Some banks have had success growing their client base. Citizens Financial Group has boosted its volume by a double digit percentage this year thanks in part to a data and analytics programme that helps it find customers based on factors like credit scores, home values and incomes, says Brendan Coughlin, president of consumer deposits and lending.
"It’s time to see home equity lending come back," Mr Coughlin says. "Each year we’re investing more."

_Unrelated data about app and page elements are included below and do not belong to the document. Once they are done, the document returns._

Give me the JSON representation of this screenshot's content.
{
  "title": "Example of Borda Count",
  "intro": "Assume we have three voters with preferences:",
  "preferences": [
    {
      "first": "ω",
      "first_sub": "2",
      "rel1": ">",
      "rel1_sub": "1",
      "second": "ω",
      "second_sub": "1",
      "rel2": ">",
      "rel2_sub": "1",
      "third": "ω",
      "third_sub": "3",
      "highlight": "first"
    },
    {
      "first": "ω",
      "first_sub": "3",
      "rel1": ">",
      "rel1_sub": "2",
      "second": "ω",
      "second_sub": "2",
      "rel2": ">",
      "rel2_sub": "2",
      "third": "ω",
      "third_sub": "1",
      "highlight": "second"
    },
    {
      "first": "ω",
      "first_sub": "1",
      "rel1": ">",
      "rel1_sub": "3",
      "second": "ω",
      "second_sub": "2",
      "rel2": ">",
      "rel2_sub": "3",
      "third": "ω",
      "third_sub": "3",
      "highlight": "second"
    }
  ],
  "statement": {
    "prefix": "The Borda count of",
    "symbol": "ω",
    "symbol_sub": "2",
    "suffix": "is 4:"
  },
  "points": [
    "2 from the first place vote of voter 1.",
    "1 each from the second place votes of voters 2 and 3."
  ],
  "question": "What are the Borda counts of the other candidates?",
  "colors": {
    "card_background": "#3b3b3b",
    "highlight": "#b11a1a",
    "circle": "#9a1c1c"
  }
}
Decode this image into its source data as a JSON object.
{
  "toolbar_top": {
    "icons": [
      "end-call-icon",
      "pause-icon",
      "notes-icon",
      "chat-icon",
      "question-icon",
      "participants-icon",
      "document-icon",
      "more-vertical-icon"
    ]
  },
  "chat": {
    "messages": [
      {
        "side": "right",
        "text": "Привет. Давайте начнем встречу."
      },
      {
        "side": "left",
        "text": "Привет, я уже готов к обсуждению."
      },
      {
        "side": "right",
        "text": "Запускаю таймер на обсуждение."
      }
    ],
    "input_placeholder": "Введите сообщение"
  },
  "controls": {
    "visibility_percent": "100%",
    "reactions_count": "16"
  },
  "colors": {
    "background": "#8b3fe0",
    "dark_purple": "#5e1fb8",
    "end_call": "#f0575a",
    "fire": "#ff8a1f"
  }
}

Other bank executives say the same, and it’s easy to see why: total homeowner equity has surged in recent years, up 150 per cent from 2009’s $6tn, according to Federal Reserve data. That’s partly because US home prices have on average risen around 7 per cent annually since 2012, according to S&P CoreLogic Case Shiller data, and partly because Americans have been paying down their home loans in aggregate after gorging on mortgage debt last decade.
It makes sense for at least some consumers to tap into their growing equity now, says Citizen Financial’s Mr Coughlin. Borrowing against a house is significantly cheaper in terms of annual interest rates, compared with alternatives like credit cards or unsecured personal loans. Homeowners are also staying put longer and renovating, which may spur them to borrow against the value of their home.
The pace of new home equity lending has been accelerating in recent years - lenders are making about 98 per cent more home equity loans and related lines of credit than they did during the depths of the recession in 2009. That sounds impressive, until you consider that tappable equity has surged by more than 120 per cent.
Even with the new lending, the total amount of home equity lines outstanding has fallen for years as borrowers continue to pay down last decade’s debt. There are $398bn of the lines outstanding now, down from a peak of $674bn in 2009, according to the Federal Deposit Insurance Corp. Executives at banks, including Wells Fargo, say it may take another year for new lending to outstrip the older debt paydowns.
In addition to rising rates and borrowers’ fears, a tax law shift may be weighing on demand, too: homeowners now can deduct interest on their home equity lines of credit only if they use the proceeds to renovate or otherwise invest in their homes. The declining homeownership rate - it’s fallen to about 64 per cent of US households from a pre-crisis high of 69 per cent - may also explain why borrowers are not tapping as much of their equity. People who tended to be aggressive in borrowing against their homes before are probably renting now, says Christopher Mayer, a professor of real estate at Columbia Business School.
"The people who are no longer homeowners are the people who were most likely to take out a home equity line of credit," says Mr Mayer, who is also chief executive of a company that helps older Americans tap their home equity using reverse mortgages.
Homeowners now understand that the equity in their house may vanish quickly, and they should tap it carefully, says Catherine Kirchner, who manages home mortgage sales and growth at US Bancorp, the fourth largest bank mortgage lender last year.
"They definitely think twice," Ms Kirchner says. "Whereas pre-2008, people were opening a home equity line of credit to go on vacation or buy a car."